== Segment start ==

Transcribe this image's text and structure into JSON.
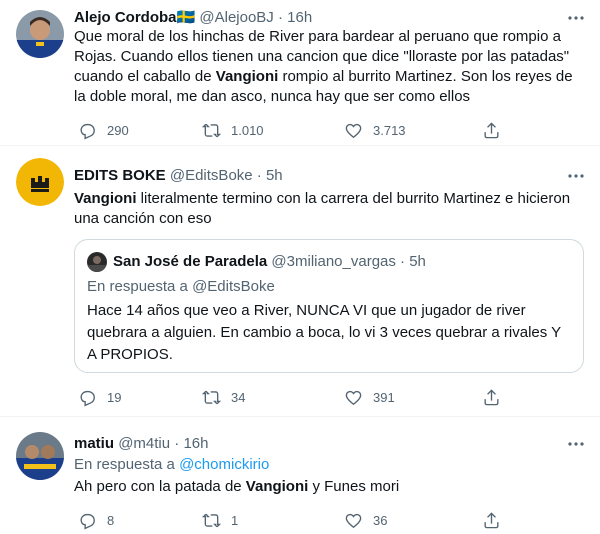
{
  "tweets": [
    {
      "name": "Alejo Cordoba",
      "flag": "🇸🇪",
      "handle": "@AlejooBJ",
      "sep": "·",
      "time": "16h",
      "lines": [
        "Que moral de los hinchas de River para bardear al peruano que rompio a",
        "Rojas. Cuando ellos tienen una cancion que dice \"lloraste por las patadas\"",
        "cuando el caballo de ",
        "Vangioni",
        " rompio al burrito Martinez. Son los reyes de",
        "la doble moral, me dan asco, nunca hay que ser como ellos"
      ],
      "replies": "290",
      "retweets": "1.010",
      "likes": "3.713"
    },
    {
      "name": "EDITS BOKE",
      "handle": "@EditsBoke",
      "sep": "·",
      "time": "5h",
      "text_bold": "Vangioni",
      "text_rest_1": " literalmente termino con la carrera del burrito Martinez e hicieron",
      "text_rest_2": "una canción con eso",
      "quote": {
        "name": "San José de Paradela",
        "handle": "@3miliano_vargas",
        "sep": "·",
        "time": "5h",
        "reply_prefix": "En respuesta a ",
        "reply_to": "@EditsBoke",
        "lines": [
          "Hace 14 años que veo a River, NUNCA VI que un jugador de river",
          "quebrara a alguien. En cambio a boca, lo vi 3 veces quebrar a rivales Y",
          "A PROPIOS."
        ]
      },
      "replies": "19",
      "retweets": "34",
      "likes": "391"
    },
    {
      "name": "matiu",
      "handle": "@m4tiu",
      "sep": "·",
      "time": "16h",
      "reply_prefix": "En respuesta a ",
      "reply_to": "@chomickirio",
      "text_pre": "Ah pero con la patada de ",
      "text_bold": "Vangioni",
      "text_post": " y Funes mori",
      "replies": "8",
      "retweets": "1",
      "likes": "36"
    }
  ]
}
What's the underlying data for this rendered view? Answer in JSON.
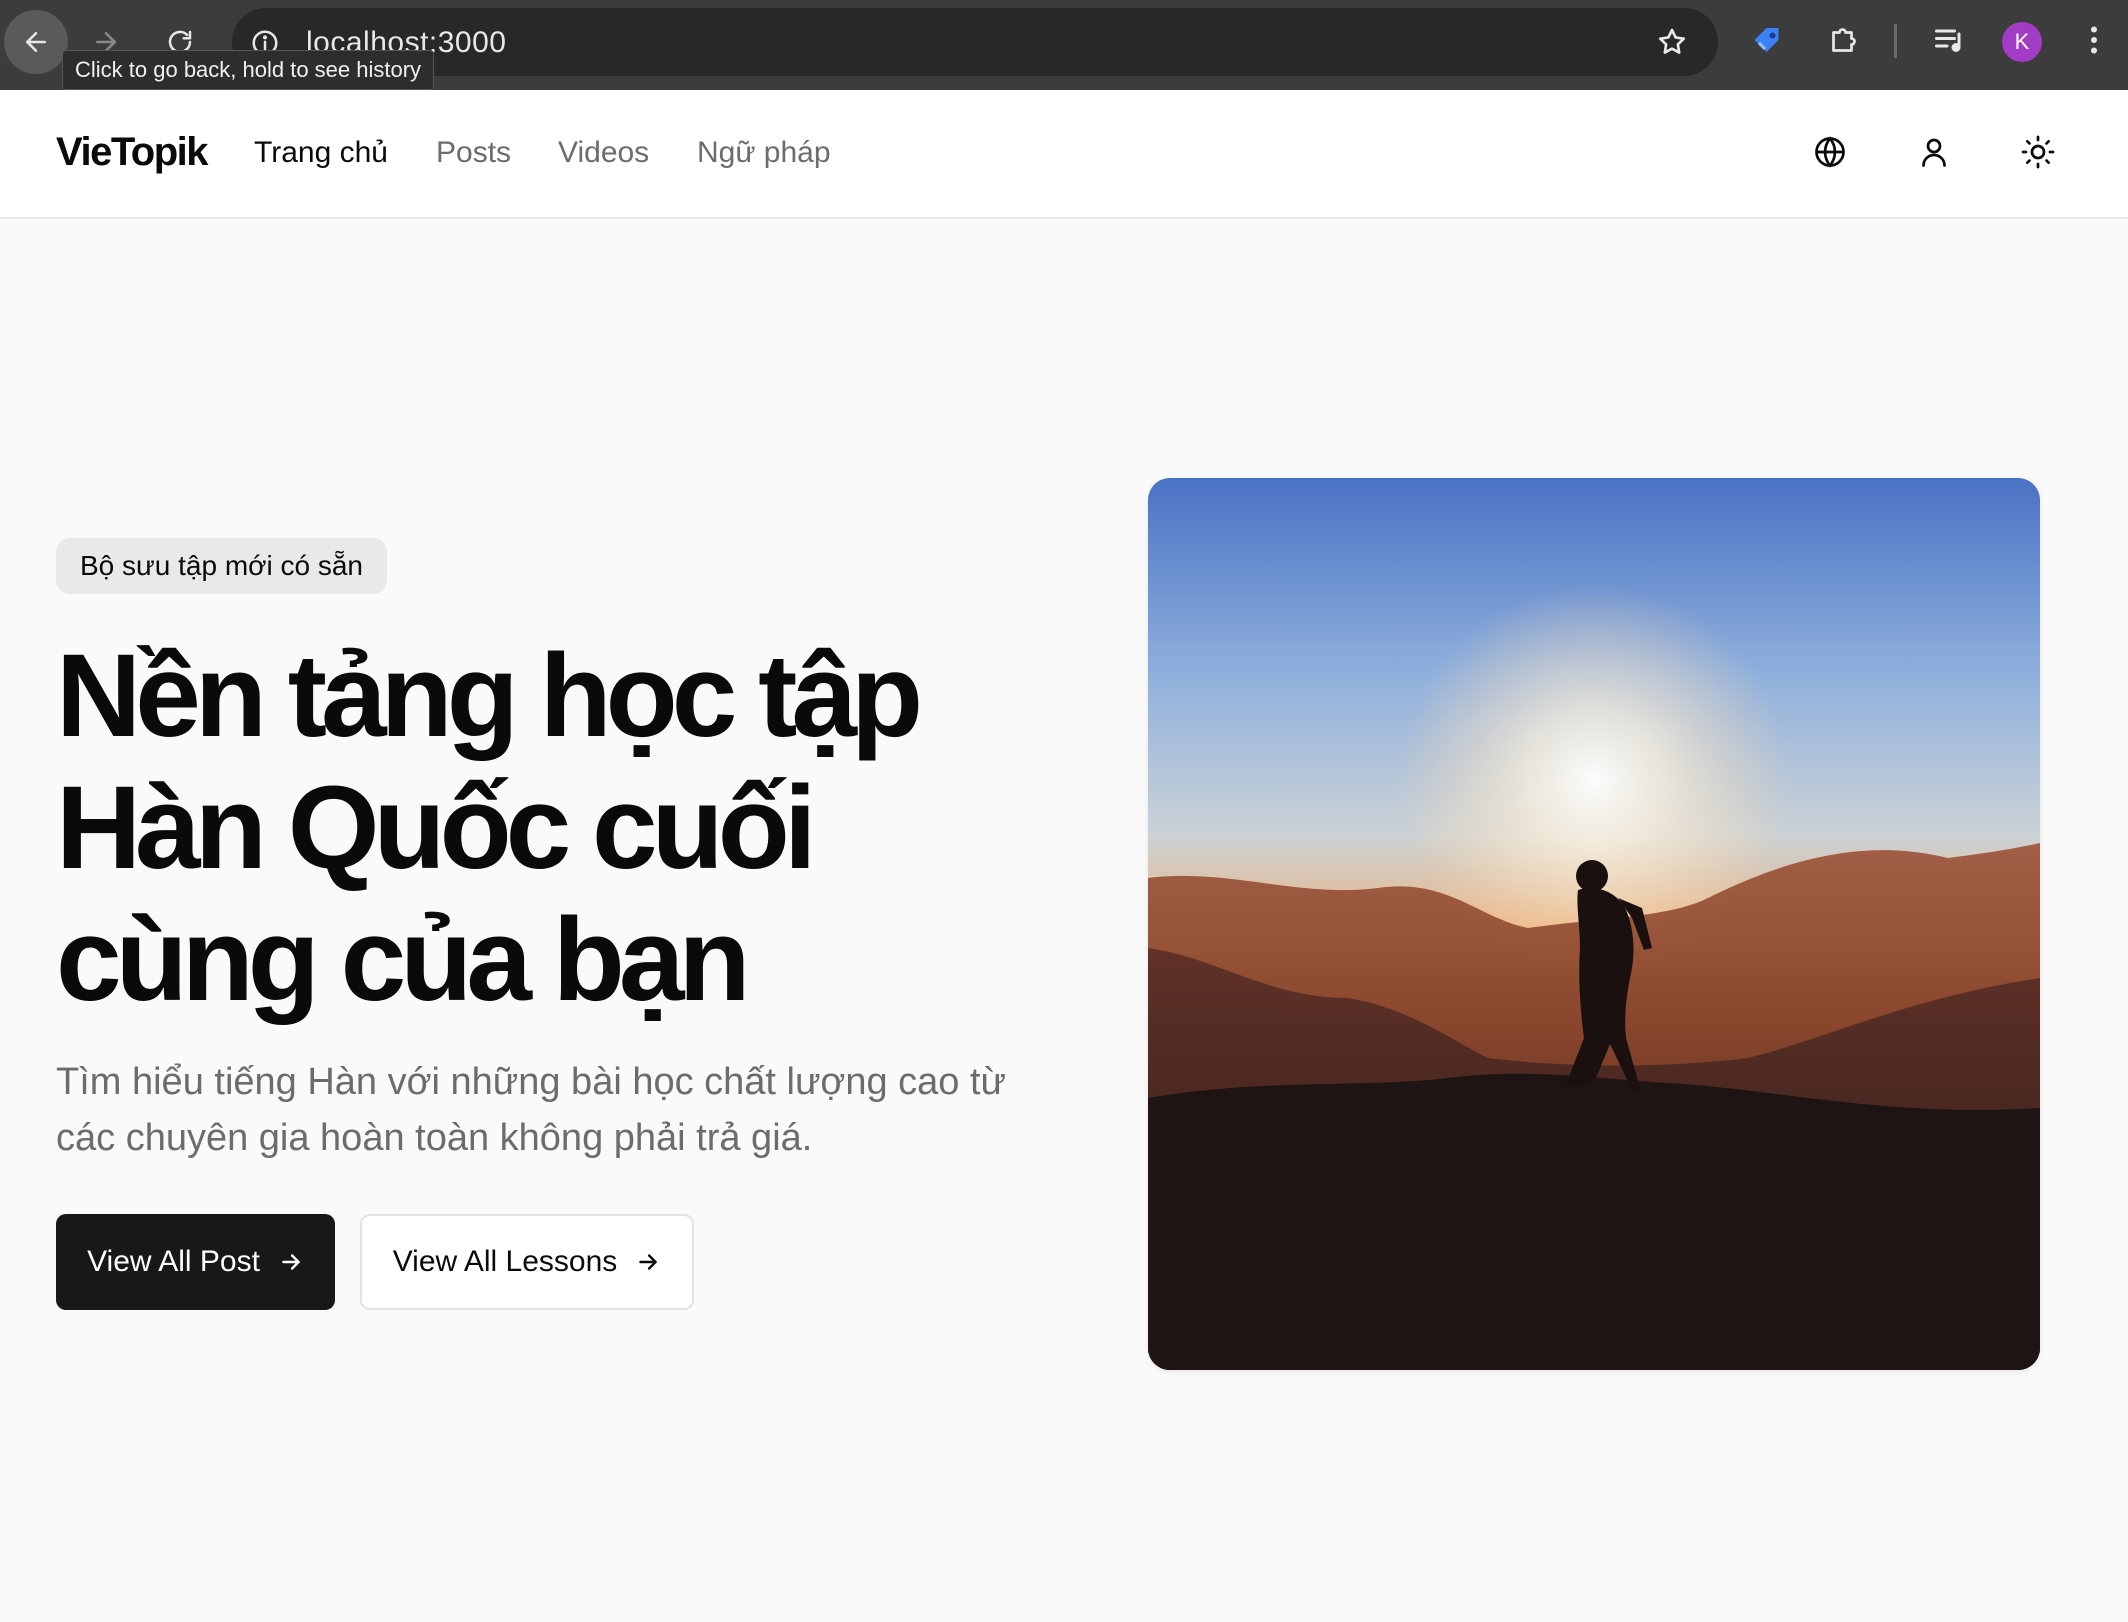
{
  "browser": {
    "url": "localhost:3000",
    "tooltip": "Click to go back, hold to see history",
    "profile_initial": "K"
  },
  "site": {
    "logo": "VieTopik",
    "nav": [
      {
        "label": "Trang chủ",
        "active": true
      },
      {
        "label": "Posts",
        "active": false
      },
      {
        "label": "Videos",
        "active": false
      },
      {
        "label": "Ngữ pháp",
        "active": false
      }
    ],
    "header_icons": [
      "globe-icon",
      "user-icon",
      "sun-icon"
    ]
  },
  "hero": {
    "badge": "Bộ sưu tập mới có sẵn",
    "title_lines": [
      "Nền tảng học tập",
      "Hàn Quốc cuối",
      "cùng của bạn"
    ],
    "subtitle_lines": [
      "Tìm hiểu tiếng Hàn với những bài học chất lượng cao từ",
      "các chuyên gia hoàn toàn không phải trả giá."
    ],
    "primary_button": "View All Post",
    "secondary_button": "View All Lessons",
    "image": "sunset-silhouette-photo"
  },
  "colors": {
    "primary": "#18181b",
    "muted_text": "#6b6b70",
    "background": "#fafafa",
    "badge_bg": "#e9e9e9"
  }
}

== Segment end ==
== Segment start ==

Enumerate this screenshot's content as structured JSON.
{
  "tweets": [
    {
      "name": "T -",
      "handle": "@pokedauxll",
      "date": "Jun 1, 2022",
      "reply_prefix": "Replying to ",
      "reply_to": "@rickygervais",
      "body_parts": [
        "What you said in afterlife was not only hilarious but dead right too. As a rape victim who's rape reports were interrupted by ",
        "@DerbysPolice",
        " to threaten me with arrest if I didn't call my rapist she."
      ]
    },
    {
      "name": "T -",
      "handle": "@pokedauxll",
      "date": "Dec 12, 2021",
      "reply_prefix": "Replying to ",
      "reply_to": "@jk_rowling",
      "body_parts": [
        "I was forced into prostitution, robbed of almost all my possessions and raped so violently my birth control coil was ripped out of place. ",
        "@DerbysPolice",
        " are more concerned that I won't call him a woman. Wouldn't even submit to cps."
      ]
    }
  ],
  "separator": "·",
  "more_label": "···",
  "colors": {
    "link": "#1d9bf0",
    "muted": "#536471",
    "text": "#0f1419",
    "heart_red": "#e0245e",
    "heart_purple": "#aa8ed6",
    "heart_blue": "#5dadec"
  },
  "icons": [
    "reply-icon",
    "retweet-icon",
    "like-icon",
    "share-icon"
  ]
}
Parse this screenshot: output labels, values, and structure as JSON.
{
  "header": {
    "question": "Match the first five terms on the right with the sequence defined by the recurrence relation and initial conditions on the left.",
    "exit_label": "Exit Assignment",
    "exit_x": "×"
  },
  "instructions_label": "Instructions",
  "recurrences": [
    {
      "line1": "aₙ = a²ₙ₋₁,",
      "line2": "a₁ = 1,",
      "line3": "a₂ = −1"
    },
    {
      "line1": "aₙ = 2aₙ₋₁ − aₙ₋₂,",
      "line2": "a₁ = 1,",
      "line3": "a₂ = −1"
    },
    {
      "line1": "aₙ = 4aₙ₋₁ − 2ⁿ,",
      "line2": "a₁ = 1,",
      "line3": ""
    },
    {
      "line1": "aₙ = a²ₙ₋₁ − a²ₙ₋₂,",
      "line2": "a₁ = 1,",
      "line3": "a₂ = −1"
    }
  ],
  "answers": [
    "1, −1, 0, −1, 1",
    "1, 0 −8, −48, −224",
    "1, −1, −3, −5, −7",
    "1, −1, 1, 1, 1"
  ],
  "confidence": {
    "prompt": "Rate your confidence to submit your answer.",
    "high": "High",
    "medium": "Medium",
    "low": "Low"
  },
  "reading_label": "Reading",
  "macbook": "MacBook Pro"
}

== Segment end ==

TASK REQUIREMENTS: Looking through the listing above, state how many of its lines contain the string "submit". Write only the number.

THE COMPLETED TASK: 2